Below are violations 5-1, along with specific details about these violations:
5. Lockout/Tagout (LOTO)
In 2016, OSHA cited 3,414 lockout/tagout violations. These citations were due in large part to a lack of LOTO devices for machinery as well as a lack of training when a LOTO device was in place.
4. Respiratory Protection
OSHA wrote 3,585 citations in 2016 for violations of respiratory protection policies. The biggest culprits were employers overexposing workers to harmful materials and employees wearing masks that don’t properly fit.
There were 3,906 citations in 2016, which was a sharp decrease from last years numbers. (4,295 in 2015.) In many cases, improper assembly and access to the scaffold was the issue.
2. Hazard Communications
There were 5,677 citations for hazard communications violations in 2016. In many cases, sheets were not updated or were not available at all.
1. Fall Protection
Once again, fall protection tops the list for OSHA’s most cited violation. This year there were 6,929 citations. Fall protection is particularly dangerous when not done correctly as nearly 40 percent of deaths in the construction industry were fall-related.
While these stats are all alarming, what’s particularly troublesome is that many of the violations are on the rise. Both hazard communications and lockout/tagout violations rose by over 400 citations in 2016. Protecting employees is paramount and must be a focal point for both employers and workers.

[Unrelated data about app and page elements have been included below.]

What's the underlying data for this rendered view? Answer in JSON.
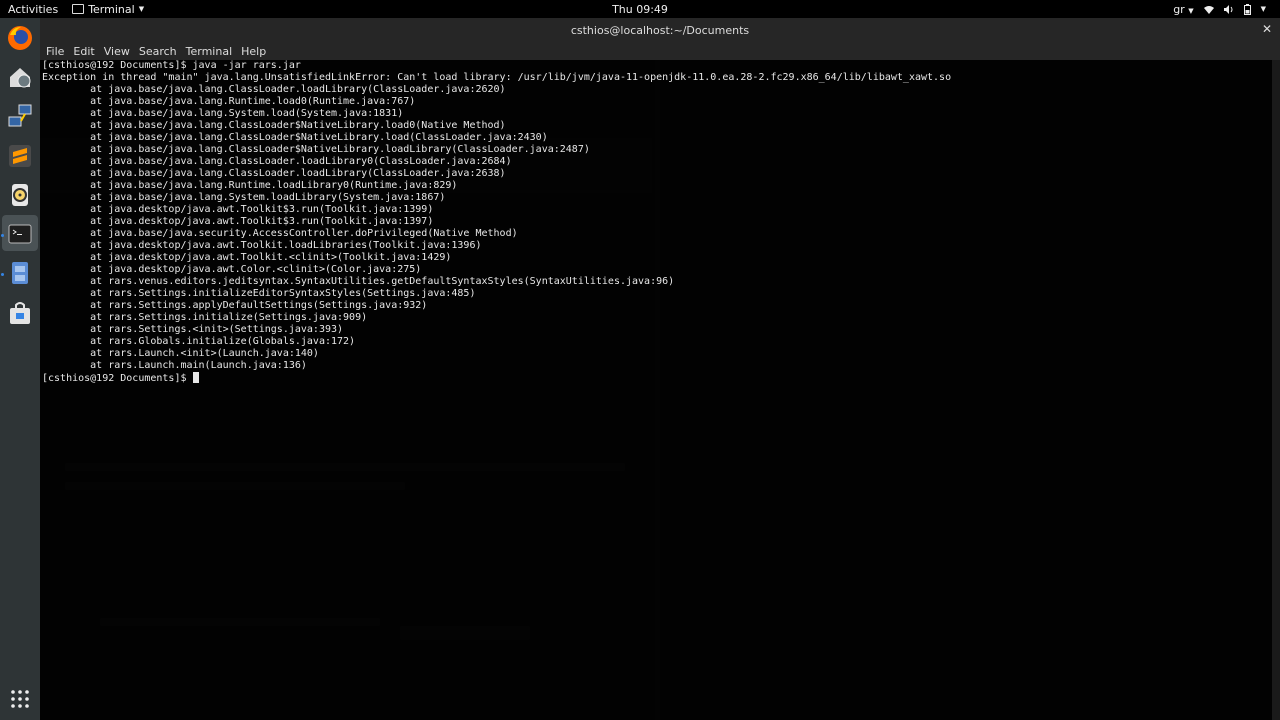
{
  "topbar": {
    "activities": "Activities",
    "app_name": "Terminal",
    "clock": "Thu 09:49",
    "keyboard_layout": "gr"
  },
  "dock": {
    "items": [
      {
        "name": "firefox-icon"
      },
      {
        "name": "network-home-icon"
      },
      {
        "name": "network-connection-icon"
      },
      {
        "name": "sublime-text-icon"
      },
      {
        "name": "rhythmbox-icon"
      },
      {
        "name": "terminal-icon"
      },
      {
        "name": "file-cabinet-icon"
      },
      {
        "name": "software-bag-icon"
      }
    ],
    "app_grid_icon": "app-grid-icon"
  },
  "window": {
    "title": "csthios@localhost:~/Documents",
    "menu": [
      "File",
      "Edit",
      "View",
      "Search",
      "Terminal",
      "Help"
    ]
  },
  "terminal": {
    "lines": [
      "[csthios@192 Documents]$ java -jar rars.jar",
      "Exception in thread \"main\" java.lang.UnsatisfiedLinkError: Can't load library: /usr/lib/jvm/java-11-openjdk-11.0.ea.28-2.fc29.x86_64/lib/libawt_xawt.so",
      "        at java.base/java.lang.ClassLoader.loadLibrary(ClassLoader.java:2620)",
      "        at java.base/java.lang.Runtime.load0(Runtime.java:767)",
      "        at java.base/java.lang.System.load(System.java:1831)",
      "        at java.base/java.lang.ClassLoader$NativeLibrary.load0(Native Method)",
      "        at java.base/java.lang.ClassLoader$NativeLibrary.load(ClassLoader.java:2430)",
      "        at java.base/java.lang.ClassLoader$NativeLibrary.loadLibrary(ClassLoader.java:2487)",
      "        at java.base/java.lang.ClassLoader.loadLibrary0(ClassLoader.java:2684)",
      "        at java.base/java.lang.ClassLoader.loadLibrary(ClassLoader.java:2638)",
      "        at java.base/java.lang.Runtime.loadLibrary0(Runtime.java:829)",
      "        at java.base/java.lang.System.loadLibrary(System.java:1867)",
      "        at java.desktop/java.awt.Toolkit$3.run(Toolkit.java:1399)",
      "        at java.desktop/java.awt.Toolkit$3.run(Toolkit.java:1397)",
      "        at java.base/java.security.AccessController.doPrivileged(Native Method)",
      "        at java.desktop/java.awt.Toolkit.loadLibraries(Toolkit.java:1396)",
      "        at java.desktop/java.awt.Toolkit.<clinit>(Toolkit.java:1429)",
      "        at java.desktop/java.awt.Color.<clinit>(Color.java:275)",
      "        at rars.venus.editors.jeditsyntax.SyntaxUtilities.getDefaultSyntaxStyles(SyntaxUtilities.java:96)",
      "        at rars.Settings.initializeEditorSyntaxStyles(Settings.java:485)",
      "        at rars.Settings.applyDefaultSettings(Settings.java:932)",
      "        at rars.Settings.initialize(Settings.java:909)",
      "        at rars.Settings.<init>(Settings.java:393)",
      "        at rars.Globals.initialize(Globals.java:172)",
      "        at rars.Launch.<init>(Launch.java:140)",
      "        at rars.Launch.main(Launch.java:136)"
    ],
    "prompt": "[csthios@192 Documents]$ "
  }
}
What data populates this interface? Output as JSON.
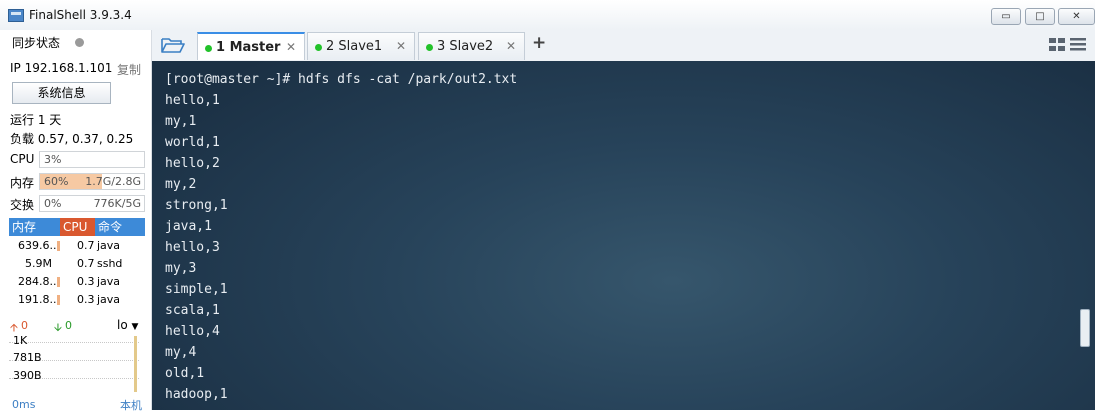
{
  "window": {
    "title": "FinalShell 3.9.3.4",
    "controls": {
      "minimize": "▭",
      "maximize": "□",
      "close": "✕"
    }
  },
  "sidebar": {
    "sync_label": "同步状态",
    "ip_label": "IP 192.168.1.101",
    "copy_label": "复制",
    "sysinfo_button": "系统信息",
    "uptime": "运行 1 天",
    "load": "负载 0.57, 0.37, 0.25",
    "metrics": [
      {
        "label": "CPU",
        "percent": "3%",
        "amount": "",
        "fill_fraction": 0.0
      },
      {
        "label": "内存",
        "percent": "60%",
        "amount": "1.7G/2.8G",
        "fill_fraction": 0.6
      },
      {
        "label": "交换",
        "percent": "0%",
        "amount": "776K/5G",
        "fill_fraction": 0.0
      }
    ],
    "process_table": {
      "headers": [
        "内存",
        "CPU",
        "命令"
      ],
      "header_colors": [
        "#3d8ad8",
        "#d9582f",
        "#3d8ad8"
      ],
      "rows": [
        {
          "mem": "639.6...",
          "cpu": "0.7",
          "cmd": "java"
        },
        {
          "mem": "5.9M",
          "cpu": "0.7",
          "cmd": "sshd"
        },
        {
          "mem": "284.8...",
          "cpu": "0.3",
          "cmd": "java"
        },
        {
          "mem": "191.8...",
          "cpu": "0.3",
          "cmd": "java"
        }
      ]
    },
    "network": {
      "upload": "0",
      "download": "0",
      "interface": "lo",
      "levels": [
        "1K",
        "781B",
        "390B"
      ],
      "latency": "0ms",
      "host": "本机"
    }
  },
  "toolbar": {
    "folder_icon": "folder-icon",
    "add_tab": "+"
  },
  "tabs": [
    {
      "label": "1 Master",
      "active": true,
      "status_color": "#22c22a"
    },
    {
      "label": "2 Slave1",
      "active": false,
      "status_color": "#22c22a"
    },
    {
      "label": "3 Slave2",
      "active": false,
      "status_color": "#22c22a"
    }
  ],
  "terminal": {
    "lines": [
      "[root@master ~]# hdfs dfs -cat /park/out2.txt",
      "hello,1",
      "my,1",
      "world,1",
      "hello,2",
      "my,2",
      "strong,1",
      "java,1",
      "hello,3",
      "my,3",
      "simple,1",
      "scala,1",
      "hello,4",
      "my,4",
      "old,1",
      "hadoop,1"
    ]
  }
}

Disclaimer: The information contained in this article is for general educational information only. This information does not constitute legal advice, is not intended to constitute legal advice, nor should it be relied upon as legal advice for your specific factual pattern or situation.